The subject matter is the awakening of the dead; that is to say, their resurrection.
Cantata 161 dates from 1716 and was written for Weimar. Its third movement, an aria for tenor and strings, is superb. (The translation is courtesy of Emmanuel Music.)
Ist, den Heiland zu umfangen
Und bei Christo bald zu sein.
Ob ich sterblich’ Asch und Erde
Durch den Tod zermalmet werde,
Wird der Seele reiner Schein
Dennoch gleich den Engeln prangen.
is, to embrace my Savior
and to be with Christ soon.
Although to mortal ash and earth
I shall be ground through death,
the pure radiance of my soul
will then blaze like the angels.
Cantatas 95, 8, and 27 were written for Leipzig.
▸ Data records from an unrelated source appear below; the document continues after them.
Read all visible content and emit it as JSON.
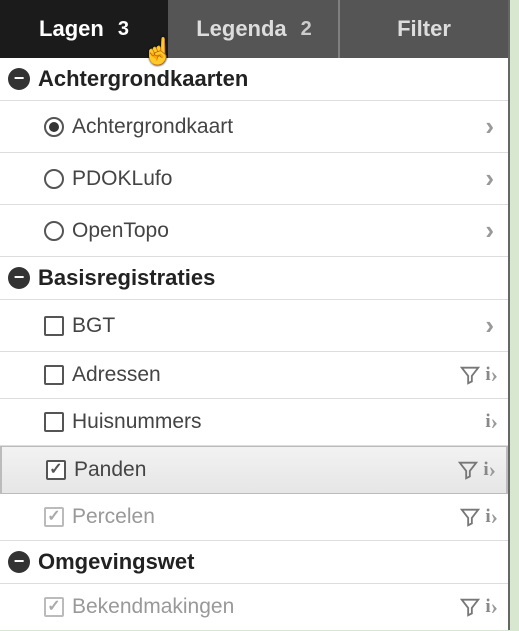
{
  "tabs": {
    "lagen": {
      "label": "Lagen",
      "badge": "3"
    },
    "legenda": {
      "label": "Legenda",
      "badge": "2"
    },
    "filter": {
      "label": "Filter"
    }
  },
  "groups": {
    "achtergrond": {
      "title": "Achtergrondkaarten"
    },
    "basis": {
      "title": "Basisregistraties"
    },
    "omgeving": {
      "title": "Omgevingswet"
    }
  },
  "items": {
    "achtergrondkaart": "Achtergrondkaart",
    "pdoklufo": "PDOKLufo",
    "opentopo": "OpenTopo",
    "bgt": "BGT",
    "adressen": "Adressen",
    "huisnummers": "Huisnummers",
    "panden": "Panden",
    "percelen": "Percelen",
    "bekendmakingen": "Bekendmakingen"
  }
}
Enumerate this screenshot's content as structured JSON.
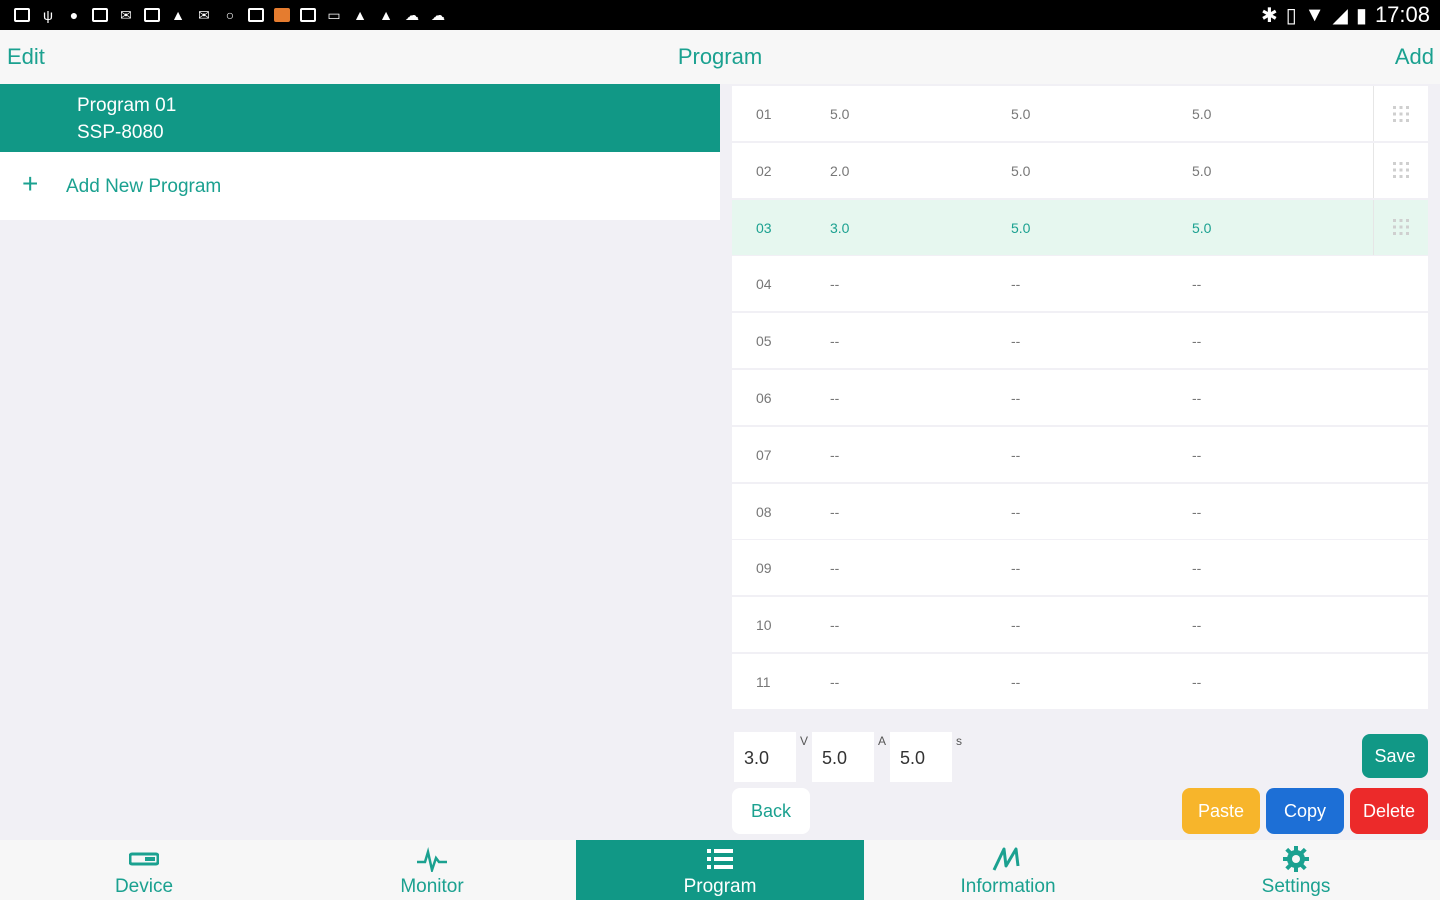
{
  "statusbar": {
    "time": "17:08",
    "icons": [
      "notification-icon",
      "usb-icon",
      "chat-icon",
      "image-icon",
      "mail-icon",
      "calendar-icon",
      "warning-icon",
      "mail-icon",
      "sync-icon",
      "app-icon",
      "orange-app-icon",
      "doc-icon",
      "message-icon",
      "warning-icon",
      "warning-icon",
      "cloud-icon",
      "cloud-icon"
    ],
    "right_icons": [
      "bluetooth-icon",
      "vibrate-icon",
      "wifi-icon",
      "signal-icon",
      "battery-icon"
    ]
  },
  "topbar": {
    "edit": "Edit",
    "title": "Program",
    "add": "Add"
  },
  "left": {
    "selected": {
      "name": "Program 01",
      "model": "SSP-8080"
    },
    "add_label": "Add New Program"
  },
  "table": {
    "rows": [
      {
        "num": "01",
        "v": "5.0",
        "a": "5.0",
        "s": "5.0",
        "handle": true
      },
      {
        "num": "02",
        "v": "2.0",
        "a": "5.0",
        "s": "5.0",
        "handle": true
      },
      {
        "num": "03",
        "v": "3.0",
        "a": "5.0",
        "s": "5.0",
        "handle": true,
        "active": true
      },
      {
        "num": "04",
        "v": "--",
        "a": "--",
        "s": "--"
      },
      {
        "num": "05",
        "v": "--",
        "a": "--",
        "s": "--"
      },
      {
        "num": "06",
        "v": "--",
        "a": "--",
        "s": "--"
      },
      {
        "num": "07",
        "v": "--",
        "a": "--",
        "s": "--"
      },
      {
        "num": "08",
        "v": "--",
        "a": "--",
        "s": "--"
      },
      {
        "num": "09",
        "v": "--",
        "a": "--",
        "s": "--"
      },
      {
        "num": "10",
        "v": "--",
        "a": "--",
        "s": "--"
      },
      {
        "num": "11",
        "v": "--",
        "a": "--",
        "s": "--"
      }
    ]
  },
  "editor": {
    "voltage": "3.0",
    "voltage_unit": "V",
    "current": "5.0",
    "current_unit": "A",
    "time": "5.0",
    "time_unit": "s",
    "save": "Save",
    "back": "Back",
    "paste": "Paste",
    "copy": "Copy",
    "delete": "Delete"
  },
  "nav": {
    "items": [
      {
        "label": "Device",
        "icon": "device-icon"
      },
      {
        "label": "Monitor",
        "icon": "monitor-icon"
      },
      {
        "label": "Program",
        "icon": "list-icon",
        "active": true
      },
      {
        "label": "Information",
        "icon": "information-icon"
      },
      {
        "label": "Settings",
        "icon": "gear-icon"
      }
    ]
  },
  "colors": {
    "accent": "#119886",
    "accent_text": "#1ba190",
    "paste": "#f7b52b",
    "copy": "#1d6fd6",
    "delete": "#ec2a2a"
  }
}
Cantata 95 (1723), a fine work, is infused with great intensity of the longing for death and the repudiation of mortality. Its fifth movement, an aria for tenor, is of exqusite and astonishing beauty, and certainly one of Bach’s masterpieces: Ach, slage doch bald, selge Stunde, den allerletzen Glockenschlag! (Ah, strike quickly, blessed hour, the very last bell-stroke!) The whole is accompanied by oboes d’amore and a pizzicato string part of considerable difficulty and effect.
Cantata 8 (1724) includes a meditative alto recitative that is heart-breaking.
Cantata 27 (1726), a very great work, opens with the words Wer weiß, wie nahe mir mein Ende? Who knows how near is my last hour? It is innovatively and to great effect structured as a choric presentation of the chorale with interpolations from three different soloists. Johannes Brahms took his inspiration for the second movement of his Ein deutsches Requiem from the chorale melody that is used so powerfully in the opening chorus of cantata 27. After the sarabande opening, Brahms’s choir, to the words Denn alles Fleisch es ist wie Gras (For all flesh is as grass), intones with power the same notes, in almost similar pattern and also in 3/4 time.